* REQUIREMENT
Return every line below exactly.

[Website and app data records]

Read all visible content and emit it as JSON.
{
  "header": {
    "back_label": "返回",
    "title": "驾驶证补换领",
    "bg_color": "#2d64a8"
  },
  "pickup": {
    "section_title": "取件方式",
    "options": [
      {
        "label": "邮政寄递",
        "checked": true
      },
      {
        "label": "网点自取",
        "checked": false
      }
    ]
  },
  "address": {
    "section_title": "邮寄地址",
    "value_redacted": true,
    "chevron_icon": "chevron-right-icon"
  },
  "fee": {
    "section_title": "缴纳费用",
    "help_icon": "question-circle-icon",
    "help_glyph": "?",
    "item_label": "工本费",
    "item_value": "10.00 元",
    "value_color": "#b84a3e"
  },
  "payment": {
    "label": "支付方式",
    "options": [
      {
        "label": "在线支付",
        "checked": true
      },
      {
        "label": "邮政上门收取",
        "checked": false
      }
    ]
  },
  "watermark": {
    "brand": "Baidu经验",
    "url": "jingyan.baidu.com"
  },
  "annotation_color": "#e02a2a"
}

* REPLY
Read all visible content and emit it as JSON.
{
  "header": {
    "back_label": "返回",
    "title": "驾驶证补换领",
    "bg_color": "#2d64a8"
  },
  "pickup": {
    "section_title": "取件方式",
    "options": [
      {
        "label": "邮政寄递",
        "checked": true
      },
      {
        "label": "网点自取",
        "checked": false
      }
    ]
  },
  "address": {
    "section_title": "邮寄地址",
    "value_redacted": true,
    "chevron_icon": "chevron-right-icon"
  },
  "fee": {
    "section_title": "缴纳费用",
    "help_icon": "question-circle-icon",
    "help_glyph": "?",
    "item_label": "工本费",
    "item_value": "10.00 元",
    "value_color": "#b84a3e"
  },
  "payment": {
    "label": "支付方式",
    "options": [
      {
        "label": "在线支付",
        "checked": true
      },
      {
        "label": "邮政上门收取",
        "checked": false
      }
    ]
  },
  "watermark": {
    "brand": "Baidu经验",
    "url": "jingyan.baidu.com"
  },
  "annotation_color": "#e02a2a"
}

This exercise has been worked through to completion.